Exercise directions:
Print everything in the records exactly. Leave the pictures out.

--- --- ---

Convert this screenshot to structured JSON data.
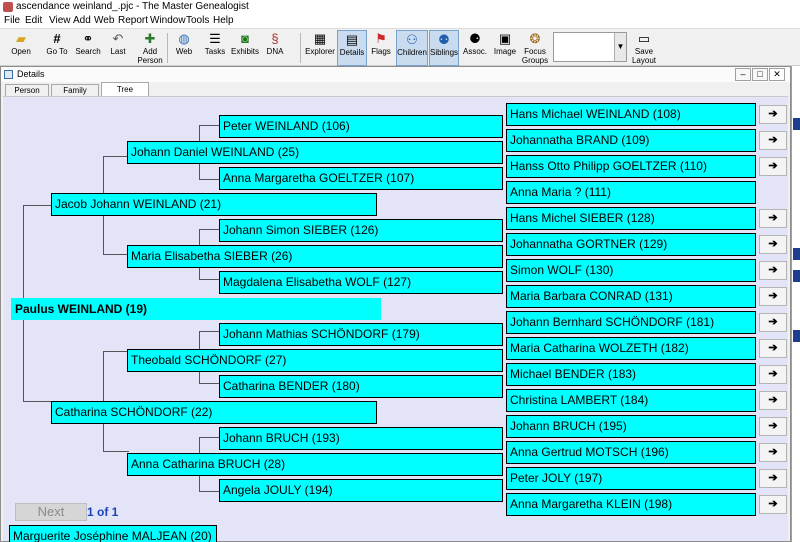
{
  "title_bar": {
    "text": "ascendance weinland_.pjc - The Master Genealogist"
  },
  "menu": [
    "File",
    "Edit",
    "View",
    "Add",
    "Web",
    "Report",
    "Window",
    "Tools",
    "Help"
  ],
  "toolbar": {
    "open": "Open",
    "go_to": "Go To",
    "search": "Search",
    "last": "Last",
    "add_person_1": "Add",
    "add_person_2": "Person",
    "web": "Web",
    "tasks": "Tasks",
    "exhibits": "Exhibits",
    "dna": "DNA",
    "explorer": "Explorer",
    "details": "Details",
    "flags": "Flags",
    "children": "Children",
    "siblings": "Siblings",
    "assoc": "Assoc.",
    "image": "Image",
    "focus_groups_1": "Focus",
    "focus_groups_2": "Groups",
    "save_layout_1": "Save",
    "save_layout_2": "Layout"
  },
  "details_window": {
    "title": "Details",
    "tabs": [
      "Person",
      "Family",
      "Tree"
    ],
    "active_tab": "Tree"
  },
  "tree": {
    "root": "Paulus WEINLAND (19)",
    "generation2": [
      "Jacob Johann WEINLAND (21)",
      "Catharina SCHÖNDORF (22)"
    ],
    "generation3": [
      "Johann Daniel WEINLAND (25)",
      "Maria Elisabetha SIEBER (26)",
      "Theobald SCHÖNDORF (27)",
      "Anna Catharina BRUCH (28)"
    ],
    "generation4": [
      "Peter WEINLAND (106)",
      "Anna Margaretha GOELTZER (107)",
      "Johann Simon SIEBER (126)",
      "Magdalena Elisabetha WOLF (127)",
      "Johann Mathias SCHÖNDORF (179)",
      "Catharina BENDER (180)",
      "Johann BRUCH (193)",
      "Angela JOULY (194)"
    ],
    "generation5": [
      {
        "name": "Hans Michael WEINLAND (108)",
        "has_arrow": true
      },
      {
        "name": "Johannatha BRAND (109)",
        "has_arrow": true
      },
      {
        "name": "Hanss Otto Philipp GOELTZER (110)",
        "has_arrow": true
      },
      {
        "name": "Anna Maria ? (111)",
        "has_arrow": false
      },
      {
        "name": "Hans Michel SIEBER (128)",
        "has_arrow": true
      },
      {
        "name": "Johannatha GORTNER (129)",
        "has_arrow": true
      },
      {
        "name": "Simon WOLF (130)",
        "has_arrow": true
      },
      {
        "name": "Maria Barbara CONRAD (131)",
        "has_arrow": true
      },
      {
        "name": "Johann Bernhard SCHÖNDORF (181)",
        "has_arrow": true
      },
      {
        "name": "Maria Catharina WOLZETH (182)",
        "has_arrow": true
      },
      {
        "name": "Michael BENDER (183)",
        "has_arrow": true
      },
      {
        "name": "Christina LAMBERT (184)",
        "has_arrow": true
      },
      {
        "name": "Johann BRUCH (195)",
        "has_arrow": true
      },
      {
        "name": "Anna Gertrud MOTSCH (196)",
        "has_arrow": true
      },
      {
        "name": "Peter JOLY (197)",
        "has_arrow": true
      },
      {
        "name": "Anna Margaretha KLEIN (198)",
        "has_arrow": true
      }
    ],
    "spouse": "Marguerite Joséphine MALJEAN (20)",
    "arrow_glyph": "➔"
  },
  "navigation": {
    "next_label": "Next",
    "page_text": "1 of  1"
  },
  "colors": {
    "person_box": "#00ffff",
    "tree_background": "#e4e4f8",
    "page_text": "#1a3fbf"
  }
}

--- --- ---

Solution to this problem:
Convert this screenshot to structured JSON data.
{
  "title_bar": {
    "text": "ascendance weinland_.pjc - The Master Genealogist"
  },
  "menu": [
    "File",
    "Edit",
    "View",
    "Add",
    "Web",
    "Report",
    "Window",
    "Tools",
    "Help"
  ],
  "toolbar": {
    "open": "Open",
    "go_to": "Go To",
    "search": "Search",
    "last": "Last",
    "add_person_1": "Add",
    "add_person_2": "Person",
    "web": "Web",
    "tasks": "Tasks",
    "exhibits": "Exhibits",
    "dna": "DNA",
    "explorer": "Explorer",
    "details": "Details",
    "flags": "Flags",
    "children": "Children",
    "siblings": "Siblings",
    "assoc": "Assoc.",
    "image": "Image",
    "focus_groups_1": "Focus",
    "focus_groups_2": "Groups",
    "save_layout_1": "Save",
    "save_layout_2": "Layout"
  },
  "details_window": {
    "title": "Details",
    "tabs": [
      "Person",
      "Family",
      "Tree"
    ],
    "active_tab": "Tree"
  },
  "tree": {
    "root": "Paulus WEINLAND (19)",
    "generation2": [
      "Jacob Johann WEINLAND (21)",
      "Catharina SCHÖNDORF (22)"
    ],
    "generation3": [
      "Johann Daniel WEINLAND (25)",
      "Maria Elisabetha SIEBER (26)",
      "Theobald SCHÖNDORF (27)",
      "Anna Catharina BRUCH (28)"
    ],
    "generation4": [
      "Peter WEINLAND (106)",
      "Anna Margaretha GOELTZER (107)",
      "Johann Simon SIEBER (126)",
      "Magdalena Elisabetha WOLF (127)",
      "Johann Mathias SCHÖNDORF (179)",
      "Catharina BENDER (180)",
      "Johann BRUCH (193)",
      "Angela JOULY (194)"
    ],
    "generation5": [
      {
        "name": "Hans Michael WEINLAND (108)",
        "has_arrow": true
      },
      {
        "name": "Johannatha BRAND (109)",
        "has_arrow": true
      },
      {
        "name": "Hanss Otto Philipp GOELTZER (110)",
        "has_arrow": true
      },
      {
        "name": "Anna Maria ? (111)",
        "has_arrow": false
      },
      {
        "name": "Hans Michel SIEBER (128)",
        "has_arrow": true
      },
      {
        "name": "Johannatha GORTNER (129)",
        "has_arrow": true
      },
      {
        "name": "Simon WOLF (130)",
        "has_arrow": true
      },
      {
        "name": "Maria Barbara CONRAD (131)",
        "has_arrow": true
      },
      {
        "name": "Johann Bernhard SCHÖNDORF (181)",
        "has_arrow": true
      },
      {
        "name": "Maria Catharina WOLZETH (182)",
        "has_arrow": true
      },
      {
        "name": "Michael BENDER (183)",
        "has_arrow": true
      },
      {
        "name": "Christina LAMBERT (184)",
        "has_arrow": true
      },
      {
        "name": "Johann BRUCH (195)",
        "has_arrow": true
      },
      {
        "name": "Anna Gertrud MOTSCH (196)",
        "has_arrow": true
      },
      {
        "name": "Peter JOLY (197)",
        "has_arrow": true
      },
      {
        "name": "Anna Margaretha KLEIN (198)",
        "has_arrow": true
      }
    ],
    "spouse": "Marguerite Joséphine MALJEAN (20)",
    "arrow_glyph": "➔"
  },
  "navigation": {
    "next_label": "Next",
    "page_text": "1 of  1"
  },
  "colors": {
    "person_box": "#00ffff",
    "tree_background": "#e4e4f8",
    "page_text": "#1a3fbf"
  }
}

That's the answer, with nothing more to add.